Lest it be thought this was just a Republican tactic, it is worth highlighting how Democrats also exploited viral racism for their own elite interests - many of which dovetailed with those of Trump. The left wing Black Agenda Report proclaimed "When Trump isn't telling black and brown Americans to "go back where they came from" he is getting into petty fights with members of Congress and making them look good, even when they are not deserving of great praise."
By playing up these hateful incidents, the Democrats can distract from their own troubling record of racism and oligarchy. This month, House Democrats united to pass a "progressive" $733 billion defense policy bill.
This is part of a tried and true centrist strategy of media obfuscation. The now famous Fox news driven Obama era scandal of the "tan suit" is a perfect case in point. While often used satirically to show just how scandal free the past administration comparatively was—digging even slightly deeper reveals that this trending hid extremely troubling policies such as a bail out of Wall Street to the tune of 29 trillion, explicit policies that ironically decreased black wealth, mass deportations, and a ratcheting up of drone warfare internationally.
Ultimately both Trump and Democrats are engaged in a politics of distraction. They rely on these reality TV like racist stunts to divert attention away from their common corporate and military agenda. If Trump stirs up hate, Democrats revel in it to publicly purify their own immorality.
Fighting off Radical trends

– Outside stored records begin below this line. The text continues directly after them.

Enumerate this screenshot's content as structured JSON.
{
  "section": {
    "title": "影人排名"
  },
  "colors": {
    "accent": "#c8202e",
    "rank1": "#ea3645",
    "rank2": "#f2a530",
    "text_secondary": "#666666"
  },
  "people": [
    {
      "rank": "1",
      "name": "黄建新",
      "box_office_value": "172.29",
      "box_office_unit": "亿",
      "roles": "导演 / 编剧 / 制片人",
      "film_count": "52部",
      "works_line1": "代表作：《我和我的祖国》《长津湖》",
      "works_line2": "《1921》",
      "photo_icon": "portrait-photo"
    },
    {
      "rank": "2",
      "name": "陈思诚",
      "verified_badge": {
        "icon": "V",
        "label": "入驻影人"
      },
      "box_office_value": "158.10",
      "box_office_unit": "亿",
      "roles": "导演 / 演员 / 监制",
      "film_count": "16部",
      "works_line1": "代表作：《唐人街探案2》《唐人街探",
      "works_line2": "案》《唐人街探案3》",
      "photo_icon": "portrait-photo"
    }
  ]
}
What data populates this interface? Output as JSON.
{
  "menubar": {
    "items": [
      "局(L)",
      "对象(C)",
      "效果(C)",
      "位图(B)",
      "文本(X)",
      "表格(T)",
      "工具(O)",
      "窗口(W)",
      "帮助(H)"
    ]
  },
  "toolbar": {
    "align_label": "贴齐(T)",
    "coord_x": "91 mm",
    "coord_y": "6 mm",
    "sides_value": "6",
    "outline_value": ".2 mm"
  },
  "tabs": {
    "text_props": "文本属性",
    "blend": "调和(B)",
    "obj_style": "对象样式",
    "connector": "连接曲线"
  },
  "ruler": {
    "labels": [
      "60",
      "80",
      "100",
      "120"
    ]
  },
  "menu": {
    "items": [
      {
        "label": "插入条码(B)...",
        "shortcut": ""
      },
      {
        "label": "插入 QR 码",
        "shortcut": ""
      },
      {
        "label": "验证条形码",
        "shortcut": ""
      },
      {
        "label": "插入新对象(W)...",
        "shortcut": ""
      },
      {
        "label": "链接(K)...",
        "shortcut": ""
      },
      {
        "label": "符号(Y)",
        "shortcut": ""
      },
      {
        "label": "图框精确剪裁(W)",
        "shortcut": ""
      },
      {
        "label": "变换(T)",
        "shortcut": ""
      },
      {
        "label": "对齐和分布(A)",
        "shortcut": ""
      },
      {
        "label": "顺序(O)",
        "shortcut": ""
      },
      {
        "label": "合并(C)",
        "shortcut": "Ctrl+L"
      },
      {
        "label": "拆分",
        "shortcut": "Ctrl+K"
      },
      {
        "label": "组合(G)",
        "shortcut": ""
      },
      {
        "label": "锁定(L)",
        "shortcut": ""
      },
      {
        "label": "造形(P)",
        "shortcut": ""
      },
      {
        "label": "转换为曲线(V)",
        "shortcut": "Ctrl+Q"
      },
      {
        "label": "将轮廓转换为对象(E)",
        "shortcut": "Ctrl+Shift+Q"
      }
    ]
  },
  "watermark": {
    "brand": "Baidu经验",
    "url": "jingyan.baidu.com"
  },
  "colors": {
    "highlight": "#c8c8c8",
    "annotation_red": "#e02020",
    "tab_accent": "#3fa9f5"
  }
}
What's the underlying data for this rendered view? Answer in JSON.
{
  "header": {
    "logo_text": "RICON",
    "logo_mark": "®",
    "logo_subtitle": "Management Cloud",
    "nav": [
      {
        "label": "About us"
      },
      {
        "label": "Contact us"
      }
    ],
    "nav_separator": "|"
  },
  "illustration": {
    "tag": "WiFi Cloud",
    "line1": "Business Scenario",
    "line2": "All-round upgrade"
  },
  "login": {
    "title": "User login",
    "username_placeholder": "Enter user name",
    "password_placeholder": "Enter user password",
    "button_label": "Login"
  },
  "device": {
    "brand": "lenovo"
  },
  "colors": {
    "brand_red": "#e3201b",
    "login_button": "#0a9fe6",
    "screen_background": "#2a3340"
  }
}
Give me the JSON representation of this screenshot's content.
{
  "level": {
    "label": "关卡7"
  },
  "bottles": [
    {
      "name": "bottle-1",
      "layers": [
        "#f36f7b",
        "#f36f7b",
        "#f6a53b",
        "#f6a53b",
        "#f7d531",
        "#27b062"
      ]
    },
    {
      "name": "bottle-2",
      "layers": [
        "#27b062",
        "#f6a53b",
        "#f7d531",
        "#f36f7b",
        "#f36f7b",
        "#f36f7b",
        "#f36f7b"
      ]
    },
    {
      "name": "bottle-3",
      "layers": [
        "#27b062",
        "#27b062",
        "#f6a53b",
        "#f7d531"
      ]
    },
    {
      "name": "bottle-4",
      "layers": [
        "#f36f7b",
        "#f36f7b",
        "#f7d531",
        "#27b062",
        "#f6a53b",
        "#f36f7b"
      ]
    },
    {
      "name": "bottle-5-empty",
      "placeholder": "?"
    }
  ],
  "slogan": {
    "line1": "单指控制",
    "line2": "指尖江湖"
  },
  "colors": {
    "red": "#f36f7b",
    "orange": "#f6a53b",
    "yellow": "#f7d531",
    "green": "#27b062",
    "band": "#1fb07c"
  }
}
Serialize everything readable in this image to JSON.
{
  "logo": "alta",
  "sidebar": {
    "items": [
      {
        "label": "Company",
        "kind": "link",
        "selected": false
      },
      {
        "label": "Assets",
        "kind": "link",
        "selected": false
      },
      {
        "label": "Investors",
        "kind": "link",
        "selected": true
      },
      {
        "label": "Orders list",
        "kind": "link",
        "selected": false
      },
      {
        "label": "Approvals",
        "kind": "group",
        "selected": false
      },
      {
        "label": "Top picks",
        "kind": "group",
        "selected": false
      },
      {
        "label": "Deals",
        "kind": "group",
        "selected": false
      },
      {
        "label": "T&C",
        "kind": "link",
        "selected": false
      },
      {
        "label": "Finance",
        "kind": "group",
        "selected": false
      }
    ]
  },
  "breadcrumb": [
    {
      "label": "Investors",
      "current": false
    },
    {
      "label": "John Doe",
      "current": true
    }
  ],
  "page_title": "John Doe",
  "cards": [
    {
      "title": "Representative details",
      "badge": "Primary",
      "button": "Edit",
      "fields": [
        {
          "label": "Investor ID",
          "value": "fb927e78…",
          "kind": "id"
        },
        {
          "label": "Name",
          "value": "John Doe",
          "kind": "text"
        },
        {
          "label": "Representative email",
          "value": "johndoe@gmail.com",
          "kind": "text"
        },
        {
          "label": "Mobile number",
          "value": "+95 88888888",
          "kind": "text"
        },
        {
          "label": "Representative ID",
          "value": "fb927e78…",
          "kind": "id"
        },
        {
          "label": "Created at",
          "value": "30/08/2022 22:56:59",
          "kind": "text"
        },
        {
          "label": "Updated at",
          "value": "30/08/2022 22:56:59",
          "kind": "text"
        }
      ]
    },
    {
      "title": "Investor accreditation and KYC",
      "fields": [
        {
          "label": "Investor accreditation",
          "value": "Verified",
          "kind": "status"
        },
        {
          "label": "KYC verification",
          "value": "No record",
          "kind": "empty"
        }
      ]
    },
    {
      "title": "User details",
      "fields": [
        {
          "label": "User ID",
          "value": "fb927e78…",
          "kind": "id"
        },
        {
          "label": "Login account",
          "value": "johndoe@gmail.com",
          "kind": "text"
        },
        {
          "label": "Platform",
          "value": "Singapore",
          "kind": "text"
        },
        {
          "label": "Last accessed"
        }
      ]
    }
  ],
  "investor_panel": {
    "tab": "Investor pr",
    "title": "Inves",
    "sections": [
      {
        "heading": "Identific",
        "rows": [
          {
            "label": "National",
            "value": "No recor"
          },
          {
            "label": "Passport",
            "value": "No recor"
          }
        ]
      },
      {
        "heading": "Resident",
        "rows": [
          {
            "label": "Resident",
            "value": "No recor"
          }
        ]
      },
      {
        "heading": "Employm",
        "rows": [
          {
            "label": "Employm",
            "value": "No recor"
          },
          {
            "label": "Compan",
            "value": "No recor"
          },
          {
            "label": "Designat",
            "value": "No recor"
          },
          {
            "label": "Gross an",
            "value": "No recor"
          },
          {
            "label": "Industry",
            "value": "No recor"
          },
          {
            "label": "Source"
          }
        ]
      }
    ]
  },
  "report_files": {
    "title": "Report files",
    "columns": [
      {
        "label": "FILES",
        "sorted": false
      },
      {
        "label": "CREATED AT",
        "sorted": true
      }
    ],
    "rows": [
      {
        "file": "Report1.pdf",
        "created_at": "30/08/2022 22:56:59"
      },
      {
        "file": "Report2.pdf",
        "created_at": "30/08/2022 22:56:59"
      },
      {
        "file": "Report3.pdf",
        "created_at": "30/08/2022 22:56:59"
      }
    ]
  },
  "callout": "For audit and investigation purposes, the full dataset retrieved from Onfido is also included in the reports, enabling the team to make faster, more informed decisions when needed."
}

There is another reason driving this viral politics of distraction. Notably social media has made it easier than ever to challenge corporate approved news and ideologies. The ability of these progressive views to be heard has made it more vital than ever for those in charge to promote information that supports rather subvert the status quo. By dramatizing very real problems of racism, they can marginalize the digital influence of these radical perspectives. Ultimately, it represents the ongoing bipartisan effort to fight off radical trends by shaping what stories are trending.